When SRAM released their CX1 components in 2014, the purpose-built group delighted gearing-nerds (including yours truly) who had previously cobbled together road and MTB parts to come up with road-worthy 1x drivetrains. The Chicago-based company followed up with the 1x™ Wonder (11-36) cassette, and in April of 2015, SRAM announced the Force 1 and Rival 1 component groups which offered even more gearing options.
Over the past nine months, I’ve logged nearly 2,000 miles on SRAM’s 1x (pronounced one-by) road components. Starting with the CX1 group in late 2014, I added the aforementioned 1x Wonder cassette to the mix, and then in May of 2015, I upgraded to the new Force 1 components. During this period, I tested four different X-SYNC™ chainrings (38t, 40t, 42t, 44t), three different cassettes (11-32t, 11-36t, 10-40t), and two X-Horizon™ rear derailleurs (medium- and long-cage). Braking duties were handled by Force hydraulic discs. Wheelsets tested included Rolf Prima’s VCX Disc and Zipp’s new 30 Course tubeless hoops.

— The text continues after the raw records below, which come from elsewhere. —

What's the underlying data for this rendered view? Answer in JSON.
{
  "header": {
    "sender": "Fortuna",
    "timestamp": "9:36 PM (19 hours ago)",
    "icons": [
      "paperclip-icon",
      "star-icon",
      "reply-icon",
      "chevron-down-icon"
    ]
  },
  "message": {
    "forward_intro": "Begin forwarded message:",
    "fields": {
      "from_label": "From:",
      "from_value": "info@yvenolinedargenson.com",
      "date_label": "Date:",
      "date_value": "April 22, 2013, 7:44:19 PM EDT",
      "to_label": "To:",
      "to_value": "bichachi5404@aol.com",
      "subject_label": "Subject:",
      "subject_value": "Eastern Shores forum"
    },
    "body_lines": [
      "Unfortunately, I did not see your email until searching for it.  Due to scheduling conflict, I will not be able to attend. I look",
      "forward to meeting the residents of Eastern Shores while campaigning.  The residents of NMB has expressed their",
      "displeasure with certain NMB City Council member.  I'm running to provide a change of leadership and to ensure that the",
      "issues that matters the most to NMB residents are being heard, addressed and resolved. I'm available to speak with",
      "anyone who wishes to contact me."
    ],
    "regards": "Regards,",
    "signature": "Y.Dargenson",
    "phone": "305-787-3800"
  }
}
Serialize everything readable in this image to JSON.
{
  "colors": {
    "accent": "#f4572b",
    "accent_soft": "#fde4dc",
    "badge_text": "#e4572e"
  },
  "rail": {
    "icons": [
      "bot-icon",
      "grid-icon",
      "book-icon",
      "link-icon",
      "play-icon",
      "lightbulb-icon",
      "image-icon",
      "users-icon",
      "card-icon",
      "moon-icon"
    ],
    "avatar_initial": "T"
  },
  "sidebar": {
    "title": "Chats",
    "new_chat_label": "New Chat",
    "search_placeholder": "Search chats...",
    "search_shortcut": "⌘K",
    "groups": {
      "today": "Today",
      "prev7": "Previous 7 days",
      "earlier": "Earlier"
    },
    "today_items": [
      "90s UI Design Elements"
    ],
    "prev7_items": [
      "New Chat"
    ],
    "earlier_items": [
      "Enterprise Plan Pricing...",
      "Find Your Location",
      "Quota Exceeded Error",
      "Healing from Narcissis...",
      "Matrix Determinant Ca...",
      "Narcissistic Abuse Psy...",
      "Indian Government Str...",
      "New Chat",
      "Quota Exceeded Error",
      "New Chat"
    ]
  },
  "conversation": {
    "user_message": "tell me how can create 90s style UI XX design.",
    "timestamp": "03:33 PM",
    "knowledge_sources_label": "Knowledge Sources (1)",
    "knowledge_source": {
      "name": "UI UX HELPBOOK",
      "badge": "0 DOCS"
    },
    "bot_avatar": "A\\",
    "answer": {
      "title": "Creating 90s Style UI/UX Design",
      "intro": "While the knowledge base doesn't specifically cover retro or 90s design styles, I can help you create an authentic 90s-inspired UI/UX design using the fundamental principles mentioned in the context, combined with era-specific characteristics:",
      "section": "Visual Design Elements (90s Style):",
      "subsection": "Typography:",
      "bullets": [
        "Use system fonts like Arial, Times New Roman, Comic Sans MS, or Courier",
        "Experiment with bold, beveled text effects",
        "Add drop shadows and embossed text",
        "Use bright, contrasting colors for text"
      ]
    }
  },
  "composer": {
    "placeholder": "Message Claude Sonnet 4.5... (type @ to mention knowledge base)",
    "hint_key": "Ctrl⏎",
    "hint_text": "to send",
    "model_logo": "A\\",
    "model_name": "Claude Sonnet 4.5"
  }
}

When we reviewed the New Albion Cycles Privateer frameset last summer, the bike’s SOMA C-Line 700×38 tires really stood out–and not just because of the terracotta-colored tread. The tires’ mild tread and supple casings made it easy to transition between paved and unpaved surfaces. To help test the new Zipp 30 Course wheelset, we decided to give the C-Line tires a dedicated second look.
After analyzing three years of visitor stats for the GRAVELBIKE site, it’s pretty clear that people like reading about tires. This year alone, five of the top-ten articles have been tire reviews. One of the more popular pieces is last summer’s review of Hutchinson’s Sector 28 tires. With the increased interest in road tubeless setups, we decided to give the Sector 28s a second look.
When we first tested the Hutchinson Sector 28 tires, we paired them sans-tubes with Pacenti SL23 rims. That combination produced an extremely smooth ride, but the tires’ tight fit made us dread a roadside tube swap if the sealant failed to fix a puncture. So for this go-around, we opted to test the Sector 28 tires with and without inner tubes on rims of various widths.
Installed with inner tubes on both narrow and wide wheelsets, we were pleasantly surprised at just how lively the Sector 28 tires felt. Fitted with 80g Mavic tubes, the Hutchinson tires retained most, if not all of their supple tubeless feel. Despite a minor weight penalty, acceleration was on par with lighter tires of similar size such as the 700×28 Panaracer Gravelking (using identical rims and tubes). Interestingly enough, we ended up running the same pressure (70-75 front, 80-85 rear) with inner tubes and in tubeless mode.
For our tubeless testing, we used HED’s Ardennes Plus LT wheels and Caffelatex sealant. Mounting the Sector 28 tires was effortless with the 25mm-wide HED rims, and the beads seated at 50-60psi using a standard floor pump. As we stated in our original review, the Hutchinson tires can be run at lower pressures (in tubeless mode) without negatively affecting performance. This was even more apparent with the wider HED wheels, as the rims’ extra width gave the tire a more pronounced u-shaped profile.
Tire manufacturers may be slow to embrace tubeless technology for road use, but Hutchinson’s Sector 28 is a real bright spot in today’s market. The French company has succeeded in delivering the advantages of tubeless tires (puncture resistance, safety) without sacrificing the performance of lightweight clinchers. Riders looking to explore dirt and gravel roads without the worry of pinch-flats would be well served by the Sector 28 tires.
Disclosure: Caffelatex, HED, Hutchinson, and Mavic provided review samples for this article, but offered no other form of compensation in exchange for editorial coverage.